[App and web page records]
- - -
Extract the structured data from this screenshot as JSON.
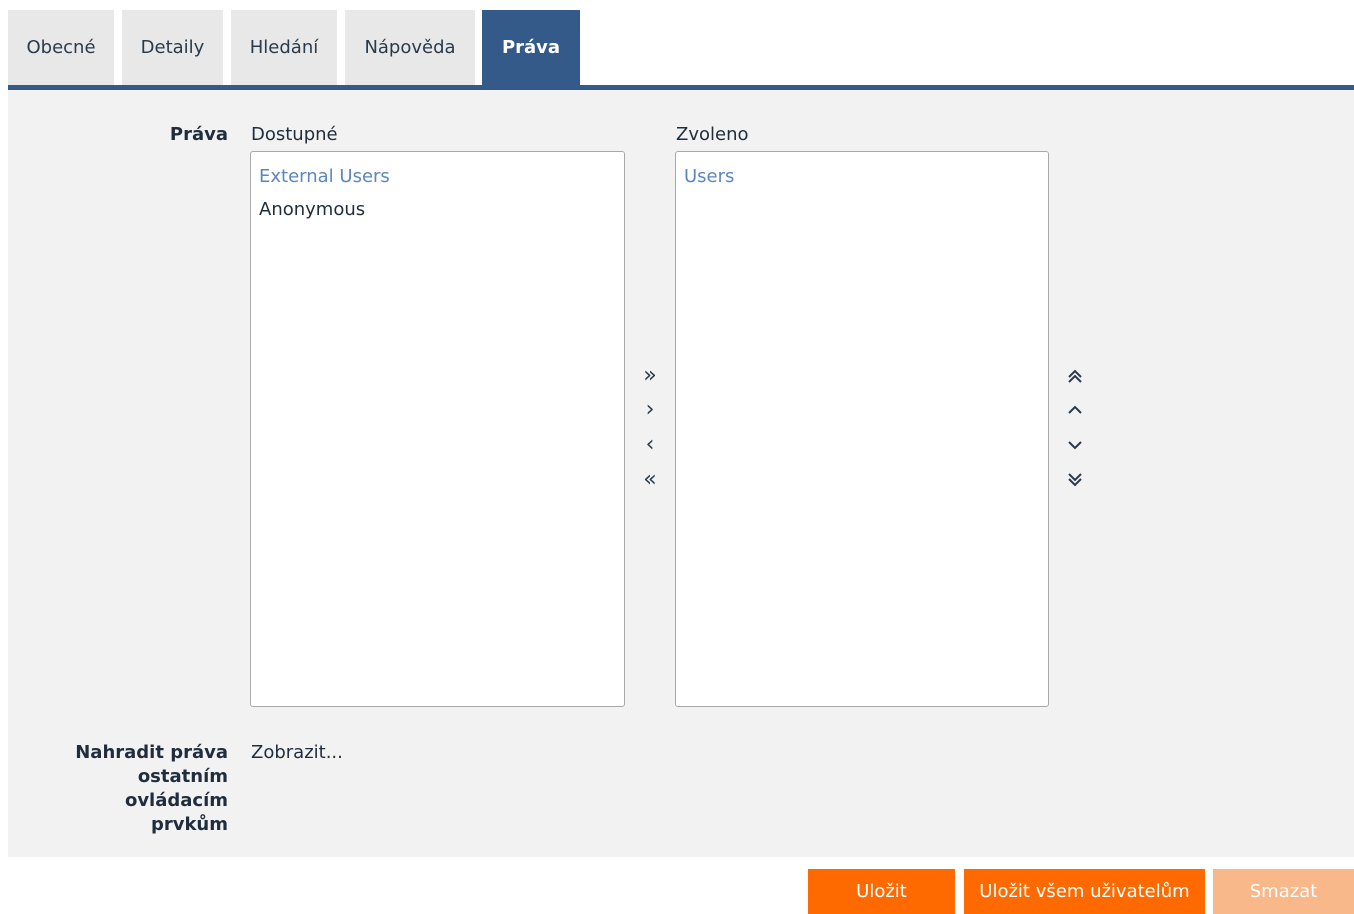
{
  "tabs": [
    {
      "label": "Obecné"
    },
    {
      "label": "Detaily"
    },
    {
      "label": "Hledání"
    },
    {
      "label": "Nápověda"
    },
    {
      "label": "Práva",
      "active": true
    }
  ],
  "rights": {
    "label": "Práva",
    "available_label": "Dostupné",
    "selected_label": "Zvoleno",
    "available_items": [
      {
        "text": "External Users",
        "selected": true
      },
      {
        "text": "Anonymous",
        "selected": false
      }
    ],
    "selected_items": [
      {
        "text": "Users",
        "selected": true
      }
    ],
    "transfer_icons": [
      "»",
      "›",
      "‹",
      "«"
    ],
    "order_icons": [
      "⌃⌃",
      "⌃",
      "⌄",
      "⌄⌄"
    ]
  },
  "replace": {
    "label_lines": [
      "Nahradit práva",
      "ostatním",
      "ovládacím",
      "prvkům"
    ],
    "link": "Zobrazit..."
  },
  "actions": {
    "save": "Uložit",
    "save_all": "Uložit všem uživatelům",
    "delete": "Smazat"
  },
  "colors": {
    "accent": "#345a8a",
    "primary_button": "#ff6a00",
    "disabled_button": "#f9b88a",
    "selected_item": "#5b86c0"
  }
}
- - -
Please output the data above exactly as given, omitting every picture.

Extract the structured data from this screenshot as JSON.
{
  "tabs": [
    {
      "label": "Obecné"
    },
    {
      "label": "Detaily"
    },
    {
      "label": "Hledání"
    },
    {
      "label": "Nápověda"
    },
    {
      "label": "Práva",
      "active": true
    }
  ],
  "rights": {
    "label": "Práva",
    "available_label": "Dostupné",
    "selected_label": "Zvoleno",
    "available_items": [
      {
        "text": "External Users",
        "selected": true
      },
      {
        "text": "Anonymous",
        "selected": false
      }
    ],
    "selected_items": [
      {
        "text": "Users",
        "selected": true
      }
    ],
    "transfer_icons": [
      "»",
      "›",
      "‹",
      "«"
    ],
    "order_icons": [
      "⌃⌃",
      "⌃",
      "⌄",
      "⌄⌄"
    ]
  },
  "replace": {
    "label_lines": [
      "Nahradit práva",
      "ostatním",
      "ovládacím",
      "prvkům"
    ],
    "link": "Zobrazit..."
  },
  "actions": {
    "save": "Uložit",
    "save_all": "Uložit všem uživatelům",
    "delete": "Smazat"
  },
  "colors": {
    "accent": "#345a8a",
    "primary_button": "#ff6a00",
    "disabled_button": "#f9b88a",
    "selected_item": "#5b86c0"
  }
}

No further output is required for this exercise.